“I think he was trying to emphasize the value of his private sector experience and knowledge of the business community to create jobs and get the economy going and get the economy working better for the people,” Foley said. “His experience in contrast with the other candidates and the president’s lack of experience. Of all the candidates he has spent the most time in the private sector and has the relevant business experience.”
Foley added that Romney did not mention any of his potential rivals by name.
According to attendees, Romney also spoke about foreign policy, trying out another contrast between himself and the president. Obama has been “ineffective” in the Israeli and Palestinian conflict and has “no clear policy” on Libya, Romney said, and those errors “highlight Obama’s inexperience.” Governors running for higher office often have trouble looking strong on foreign policy, but Romney is seeking to present himself as experienced in this area early, highlighting his involvement in global business during his time at Bain. Romney also told the crowd that the key to effective foreign policy is negotiating, calling Obama, according to donors in attendance, an “ineffective negotiator.” The former governor used the new START treaty, which he has criticized before, as an example. Although he stressed his experience, Romney added, “I’m experienced enough to rely on the [foreign policy] experts” when needed.
The next stop in the fund-raising blitz is Florida, where, according to a member of his financial team in the state, Romney will hold a sit-down dinner at The Villages—a huge retirement community with a substantial conservative population—for his Florida leadership committee on Thursday.

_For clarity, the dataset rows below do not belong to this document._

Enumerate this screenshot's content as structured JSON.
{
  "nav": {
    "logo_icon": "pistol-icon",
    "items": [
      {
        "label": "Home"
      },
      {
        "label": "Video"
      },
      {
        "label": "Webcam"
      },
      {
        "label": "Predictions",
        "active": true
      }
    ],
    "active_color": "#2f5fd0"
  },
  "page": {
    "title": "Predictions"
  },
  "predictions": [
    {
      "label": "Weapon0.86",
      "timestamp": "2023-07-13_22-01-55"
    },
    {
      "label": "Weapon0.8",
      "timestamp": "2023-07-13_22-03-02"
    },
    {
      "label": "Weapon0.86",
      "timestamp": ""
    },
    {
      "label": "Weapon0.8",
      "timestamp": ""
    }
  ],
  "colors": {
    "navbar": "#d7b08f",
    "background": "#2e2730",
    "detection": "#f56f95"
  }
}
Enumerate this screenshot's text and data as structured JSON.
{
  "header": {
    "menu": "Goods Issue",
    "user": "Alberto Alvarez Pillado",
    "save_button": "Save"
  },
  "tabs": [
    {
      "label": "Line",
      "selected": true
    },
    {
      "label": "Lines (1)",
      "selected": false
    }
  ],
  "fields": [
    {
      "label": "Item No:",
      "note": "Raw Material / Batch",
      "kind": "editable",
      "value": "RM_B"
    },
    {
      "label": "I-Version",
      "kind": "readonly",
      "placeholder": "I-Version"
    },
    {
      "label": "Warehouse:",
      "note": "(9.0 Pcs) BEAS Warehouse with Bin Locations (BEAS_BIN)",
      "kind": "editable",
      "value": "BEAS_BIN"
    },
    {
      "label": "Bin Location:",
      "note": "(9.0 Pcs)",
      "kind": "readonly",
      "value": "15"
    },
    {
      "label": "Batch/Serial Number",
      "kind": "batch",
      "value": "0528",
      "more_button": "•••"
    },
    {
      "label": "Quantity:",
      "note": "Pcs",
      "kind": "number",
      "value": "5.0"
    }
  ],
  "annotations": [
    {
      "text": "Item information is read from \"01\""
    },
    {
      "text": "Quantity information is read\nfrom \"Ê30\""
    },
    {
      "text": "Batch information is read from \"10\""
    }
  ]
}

The fund-raising tour is expected to include 30 stops.
Shushannah Walshe covers politics for The Daily Beast. She is the co-author of Sarah From Alaska: The Sudden Rise and Brutal Education of a New Conservative Superstar. She was a reporter and producer at the Fox News Channel from August 2001 until the end of the 2008 presidential campaign.